**What this task involves**: Exact reproduction of the data is required, with images excluded.

(Web page and app entries)
........

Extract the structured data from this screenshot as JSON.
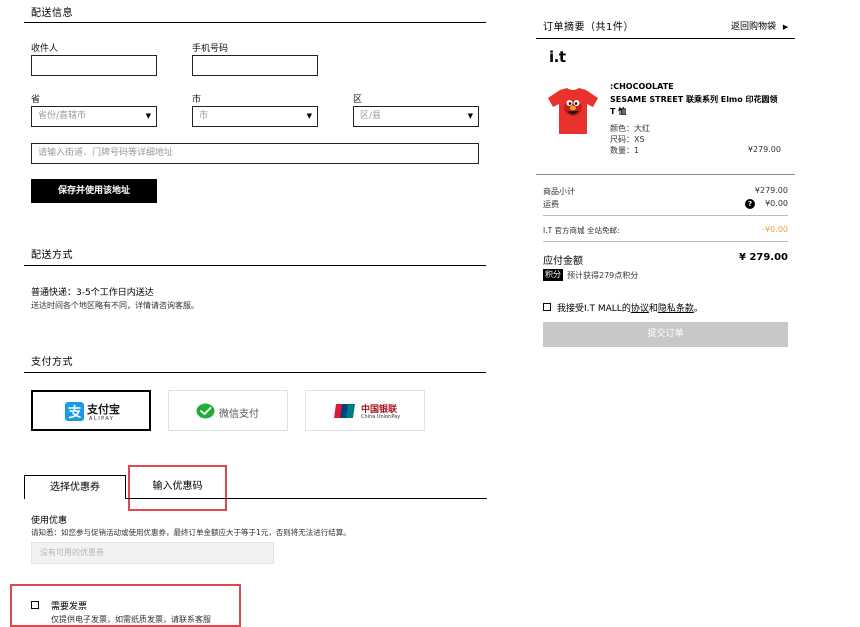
{
  "delivery_info": {
    "title": "配送信息",
    "recipient_label": "收件人",
    "phone_label": "手机号码",
    "province_label": "省",
    "city_label": "市",
    "district_label": "区",
    "province_placeholder": "省份/直辖市",
    "city_placeholder": "市",
    "district_placeholder": "区/县",
    "address_placeholder": "请输入街道、门牌号码等详细地址",
    "save_button": "保存并使用该地址"
  },
  "delivery_method": {
    "title": "配送方式",
    "option": "普通快递：3-5个工作日内送达",
    "note": "送达时间各个地区略有不同，详情请咨询客服。"
  },
  "payment": {
    "title": "支付方式",
    "alipay_cn": "支付宝",
    "alipay_en": "ALIPAY",
    "wechat": "微信支付",
    "unionpay_cn": "中国银联",
    "unionpay_en": "China UnionPay"
  },
  "coupon": {
    "tab_select": "选择优惠券",
    "tab_code": "输入优惠码",
    "use_title": "使用优惠",
    "notice": "请知悉：如您参与促销活动或使用优惠券，最终订单金额应大于等于1元，否则将无法进行结算。",
    "placeholder": "没有可用的优惠券"
  },
  "invoice": {
    "label": "需要发票",
    "note": "仅提供电子发票，如需纸质发票，请联系客服"
  },
  "summary": {
    "title": "订单摘要（共1件）",
    "back_link": "返回购物袋",
    "brand_logo": "i.t",
    "product_brand": ":CHOCOOLATE",
    "product_name": "SESAME STREET 联乘系列 Elmo 印花圆领 T 恤",
    "color": "颜色：大红",
    "size": "尺码：XS",
    "qty": "数量：1",
    "price": "¥279.00",
    "subtotal_label": "商品小计",
    "subtotal_value": "¥279.00",
    "shipping_label": "运费",
    "shipping_value": "¥0.00",
    "promo_label": "I.T 官方商城 全站免邮:",
    "promo_value": "-¥0.00",
    "total_label": "应付金额",
    "total_value": "¥ 279.00",
    "points_badge": "积分",
    "points_text": "预计获得279点积分",
    "agree_prefix": "我接受I.T MALL的",
    "agree_link1": "协议",
    "agree_and": "和",
    "agree_link2": "隐私条款",
    "agree_suffix": "。",
    "submit_button": "提交订单"
  },
  "colors": {
    "accent_red": "#e0484e",
    "promo_orange": "#e8a23c",
    "submit_gray": "#c8c8c8"
  }
}
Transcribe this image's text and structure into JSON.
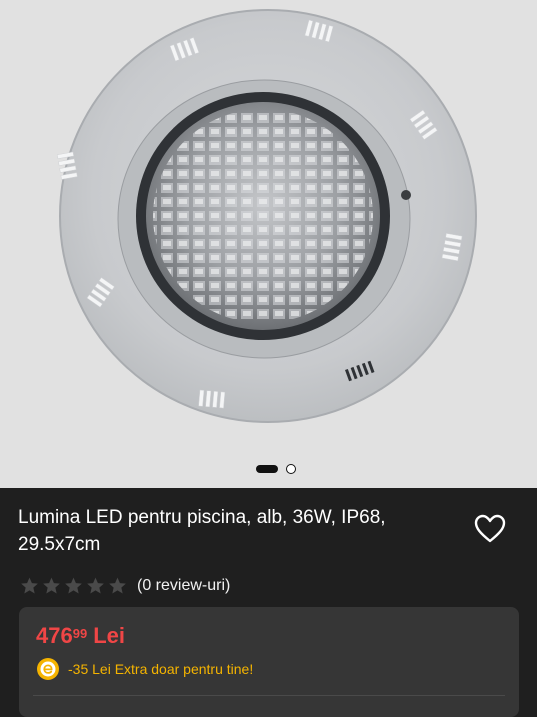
{
  "gallery": {
    "image_alt": "pool light",
    "slide_count": 2,
    "active_slide": 1
  },
  "product": {
    "title": "Lumina LED pentru piscina, alb, 36W, IP68, 29.5x7cm",
    "rating": 0,
    "rating_max": 5,
    "reviews_label": "(0 review-uri)"
  },
  "price": {
    "whole": "476",
    "cents": "99",
    "currency": "Lei"
  },
  "promo": {
    "text": "-35 Lei Extra doar pentru tine!"
  },
  "colors": {
    "price": "#f04646",
    "promo": "#f5b400",
    "background": "#1f1f1f",
    "card": "#363636"
  }
}
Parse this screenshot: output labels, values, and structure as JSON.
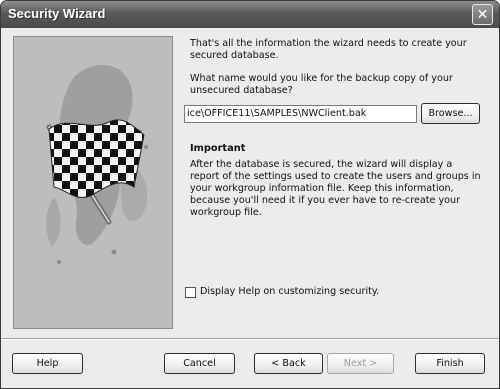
{
  "window": {
    "title": "Security Wizard",
    "close_glyph": "✕"
  },
  "content": {
    "intro": "That's all the information the wizard needs to create your secured database.",
    "backup_question": "What name would you like for the backup copy of your unsecured database?",
    "backup_path": "ice\\OFFICE11\\SAMPLES\\NWClient.bak",
    "browse_label": "Browse...",
    "important_heading": "Important",
    "important_body": "After the database is secured, the wizard will display a report of the settings used to create the users and groups in your workgroup information file. Keep this information, because you'll need it if you ever have to re-create your workgroup file.",
    "help_checkbox_label": "Display Help on customizing security.",
    "help_checkbox_checked": false
  },
  "image": {
    "icon": "checkered-flag-icon"
  },
  "buttons": {
    "help": "Help",
    "cancel": "Cancel",
    "back": "< Back",
    "next": "Next >",
    "finish": "Finish"
  },
  "colors": {
    "titlebar": "#5a5a5a",
    "dialog_bg": "#ececec",
    "image_panel_bg": "#bdbdbd"
  }
}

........

**Answer for this exercise**:
Extract the structured data from this screenshot as JSON.
{
  "delivery_info": {
    "title": "配送信息",
    "recipient_label": "收件人",
    "phone_label": "手机号码",
    "province_label": "省",
    "city_label": "市",
    "district_label": "区",
    "province_placeholder": "省份/直辖市",
    "city_placeholder": "市",
    "district_placeholder": "区/县",
    "address_placeholder": "请输入街道、门牌号码等详细地址",
    "save_button": "保存并使用该地址"
  },
  "delivery_method": {
    "title": "配送方式",
    "option": "普通快递：3-5个工作日内送达",
    "note": "送达时间各个地区略有不同，详情请咨询客服。"
  },
  "payment": {
    "title": "支付方式",
    "alipay_cn": "支付宝",
    "alipay_en": "ALIPAY",
    "wechat": "微信支付",
    "unionpay_cn": "中国银联",
    "unionpay_en": "China UnionPay"
  },
  "coupon": {
    "tab_select": "选择优惠券",
    "tab_code": "输入优惠码",
    "use_title": "使用优惠",
    "notice": "请知悉：如您参与促销活动或使用优惠券，最终订单金额应大于等于1元，否则将无法进行结算。",
    "placeholder": "没有可用的优惠券"
  },
  "invoice": {
    "label": "需要发票",
    "note": "仅提供电子发票，如需纸质发票，请联系客服"
  },
  "summary": {
    "title": "订单摘要（共1件）",
    "back_link": "返回购物袋",
    "brand_logo": "i.t",
    "product_brand": ":CHOCOOLATE",
    "product_name": "SESAME STREET 联乘系列 Elmo 印花圆领 T 恤",
    "color": "颜色：大红",
    "size": "尺码：XS",
    "qty": "数量：1",
    "price": "¥279.00",
    "subtotal_label": "商品小计",
    "subtotal_value": "¥279.00",
    "shipping_label": "运费",
    "shipping_value": "¥0.00",
    "promo_label": "I.T 官方商城 全站免邮:",
    "promo_value": "-¥0.00",
    "total_label": "应付金额",
    "total_value": "¥ 279.00",
    "points_badge": "积分",
    "points_text": "预计获得279点积分",
    "agree_prefix": "我接受I.T MALL的",
    "agree_link1": "协议",
    "agree_and": "和",
    "agree_link2": "隐私条款",
    "agree_suffix": "。",
    "submit_button": "提交订单"
  },
  "colors": {
    "accent_red": "#e0484e",
    "promo_orange": "#e8a23c",
    "submit_gray": "#c8c8c8"
  }
}
Transcribe this image's text and structure into JSON.
{
  "gallery": {
    "image_alt": "pool light",
    "slide_count": 2,
    "active_slide": 1
  },
  "product": {
    "title": "Lumina LED pentru piscina, alb, 36W, IP68, 29.5x7cm",
    "rating": 0,
    "rating_max": 5,
    "reviews_label": "(0 review-uri)"
  },
  "price": {
    "whole": "476",
    "cents": "99",
    "currency": "Lei"
  },
  "promo": {
    "text": "-35 Lei Extra doar pentru tine!"
  },
  "colors": {
    "price": "#f04646",
    "promo": "#f5b400",
    "background": "#1f1f1f",
    "card": "#363636"
  }
}
Parse this screenshot: output labels, values, and structure as JSON.
{
  "window": {
    "title": "Security Wizard",
    "close_glyph": "✕"
  },
  "content": {
    "intro": "That's all the information the wizard needs to create your secured database.",
    "backup_question": "What name would you like for the backup copy of your unsecured database?",
    "backup_path": "ice\\OFFICE11\\SAMPLES\\NWClient.bak",
    "browse_label": "Browse...",
    "important_heading": "Important",
    "important_body": "After the database is secured, the wizard will display a report of the settings used to create the users and groups in your workgroup information file. Keep this information, because you'll need it if you ever have to re-create your workgroup file.",
    "help_checkbox_label": "Display Help on customizing security.",
    "help_checkbox_checked": false
  },
  "image": {
    "icon": "checkered-flag-icon"
  },
  "buttons": {
    "help": "Help",
    "cancel": "Cancel",
    "back": "< Back",
    "next": "Next >",
    "finish": "Finish"
  },
  "colors": {
    "titlebar": "#5a5a5a",
    "dialog_bg": "#ececec",
    "image_panel_bg": "#bdbdbd"
  }
}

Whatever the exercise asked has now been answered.